Even the bathroom in its small stature feels classy. The view through the ample window over the sink is priceless. The shower is roomy and bright. A beautifully designed custom sliding barn door provides Sonia with convenient access in and out of the bath. And, the toilet in this micro-living space is full size.

“It’s a composting toilet and it’s the biggest decision,” grins Brian. “But, it’s the way to go. It’s up to the buyer as we give them options.” With a composting toilet (nature’s way of recycling organic waste), Brian explains that waste in the toilet is mostly liquid which is where odor derives. A continuous fan evaporates the liquid. The small amount of leftover solid material decomposes naturally.

“I was nervous about a composting toilet,” admits Sonia, “but after researching it, I was willing to try it. We used a good brand.”

Another concern of Sonia’s was how well her place would be insulated, insisting she doesn’t like being cold. The Nomad’s ceiling is sprayed with closed cell polyurethane foam insulation giving it an R-30 Value. The 2”x4” constructed walls are about an R-21 Value just like a traditional home.

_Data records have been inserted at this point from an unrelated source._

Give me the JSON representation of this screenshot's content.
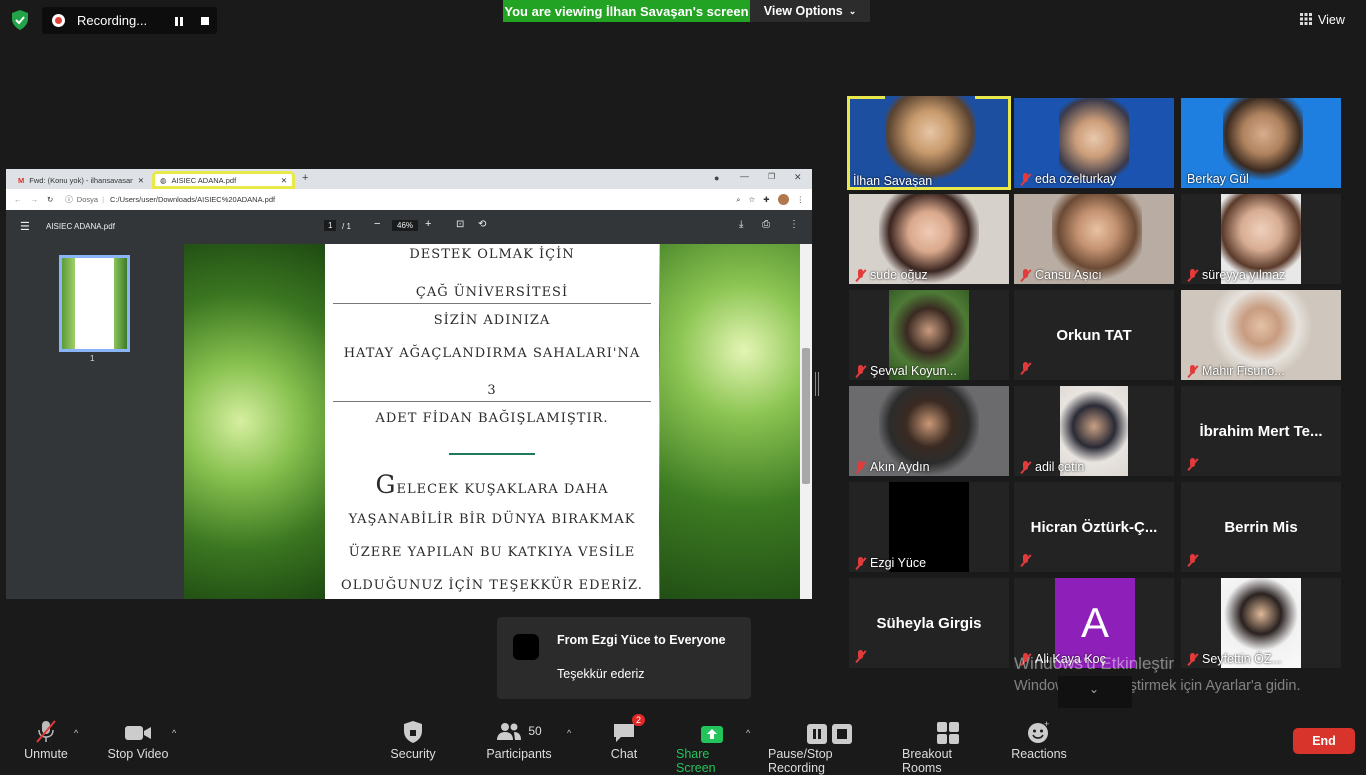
{
  "topbar": {
    "recording_label": "Recording...",
    "viewing_banner": "You are viewing İlhan Savaşan's screen",
    "view_options_label": "View Options",
    "view_label": "View"
  },
  "browser": {
    "tabs": [
      {
        "title": "Fwd: (Konu yok) - ilhansavasan@"
      },
      {
        "title": "AISIEC ADANA.pdf"
      }
    ],
    "address_prefix": "Dosya",
    "address": "C:/Users/user/Downloads/AISIEC%20ADANA.pdf",
    "pdf_title": "AISIEC ADANA.pdf",
    "page_current": "1",
    "page_total": "/ 1",
    "zoom": "46%",
    "thumb_label": "1",
    "lines": [
      "DESTEK OLMAK İÇİN",
      "ÇAĞ ÜNİVERSİTESİ",
      "SİZİN ADINIZA",
      "HATAY AĞAÇLANDIRMA SAHALARI'NA",
      "3",
      "ADET FİDAN BAĞIŞLAMIŞTIR.",
      "ELECEK KUŞAKLARA DAHA",
      "YAŞANABİLİR BİR DÜNYA BIRAKMAK",
      "ÜZERE YAPILAN BU KATKIYA VESİLE",
      "OLDUĞUNUZ İÇİN TEŞEKKÜR EDERİZ."
    ],
    "dropcap": "G"
  },
  "participants": [
    {
      "name": "İlhan Savaşan",
      "muted": false
    },
    {
      "name": "eda ozelturkay",
      "muted": true
    },
    {
      "name": "Berkay Gül",
      "muted": false
    },
    {
      "name": "sude oğuz",
      "muted": true
    },
    {
      "name": "Cansu Aşıcı",
      "muted": true
    },
    {
      "name": "süreyya yılmaz",
      "muted": true
    },
    {
      "name": "Şevval Koyun...",
      "muted": true
    },
    {
      "name": "Orkun TAT",
      "muted": true
    },
    {
      "name": "Mahir Fisuno...",
      "muted": true
    },
    {
      "name": "Akın Aydın",
      "muted": true
    },
    {
      "name": "adil çetin",
      "muted": true
    },
    {
      "name": "İbrahim  Mert  Te...",
      "muted": true
    },
    {
      "name": "Ezgi Yüce",
      "muted": true
    },
    {
      "name": "Hicran  Öztürk-Ç...",
      "muted": true
    },
    {
      "name": "Berrin Mis",
      "muted": true
    },
    {
      "name": "Süheyla Girgis",
      "muted": true
    },
    {
      "name": "Ali Kaya Koç",
      "muted": true,
      "avatar_letter": "A"
    },
    {
      "name": "Seyfettin ÖZ...",
      "muted": true
    }
  ],
  "chat_popup": {
    "from": "From Ezgi Yüce to Everyone",
    "message": "Teşekkür ederiz"
  },
  "watermark": {
    "line1": "Windows'u Etkinleştir",
    "line2": "Windows'u etkinleştirmek için Ayarlar'a gidin."
  },
  "toolbar": {
    "unmute": "Unmute",
    "stop_video": "Stop Video",
    "security": "Security",
    "participants": "Participants",
    "participants_count": "50",
    "chat": "Chat",
    "chat_badge": "2",
    "share_screen": "Share Screen",
    "pause_recording": "Pause/Stop Recording",
    "breakout": "Breakout Rooms",
    "reactions": "Reactions",
    "end": "End"
  },
  "colors": {
    "banner_green": "#23a323",
    "end_red": "#d9342b",
    "share_green": "#23c45c",
    "speaker_highlight": "#e8e84a",
    "muted_red": "#e23b3b"
  }
}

The strategic styling of this small dwelling on wheels promotes sustainable living with substantially reduced energy use. Sonia counts on sparse home maintenance and upkeep, as well.

“Our homes come well equipped assures Brian. “We use a mini-split, a unit with heater and air conditioner. We also have an option for radiant heating and on-demand hot water powered by gas. The house runs on propane or electricity. We give options to using public sewer or we can include black water (like an RV system of containment and dumping of waste).” Should the homeowner decide on going with public sewer there are zoning laws to consider.

According to Brian, there exists no zoning in Billings for tiny houses at this time. “We need to find a way to develop tiny communities. Make sure you know where you’ll put it before you buy,” he cautions.

Sonia parks her mobile abode on a 40-acre site. “My tiny house is near the house where my daughter is living, she says. “I’m within driving distance of Bozeman in a pristine place.”

Sonia’s desire to live simply has become reality. She’s downsized and is moving forward, acknowledging, “At this point in my life, I need a safe, little place.”

Why some are moving to the tiny house trend

 - Most Americans spend about one-third to one-half of their incomes on home mortgages while 68 percent of people owning a tiny house have no mortgage.

 - About two out of five tiny homeowners are over the age of 50.

- The average size home in America is about 2,600 square feet. Tiny houses are between 100 and 400 square feet.

For more information on Arch 406’s tiny houses and to see designs and models, go to




Arch 406 is seeking someone interested in purchasing one of their tiny homes that is willing to take part in a segment of HGTV’s Tiny House, Big Living. Please call Brian Johnson at 406-248-3443. For more information on tiny living check out



More from YVW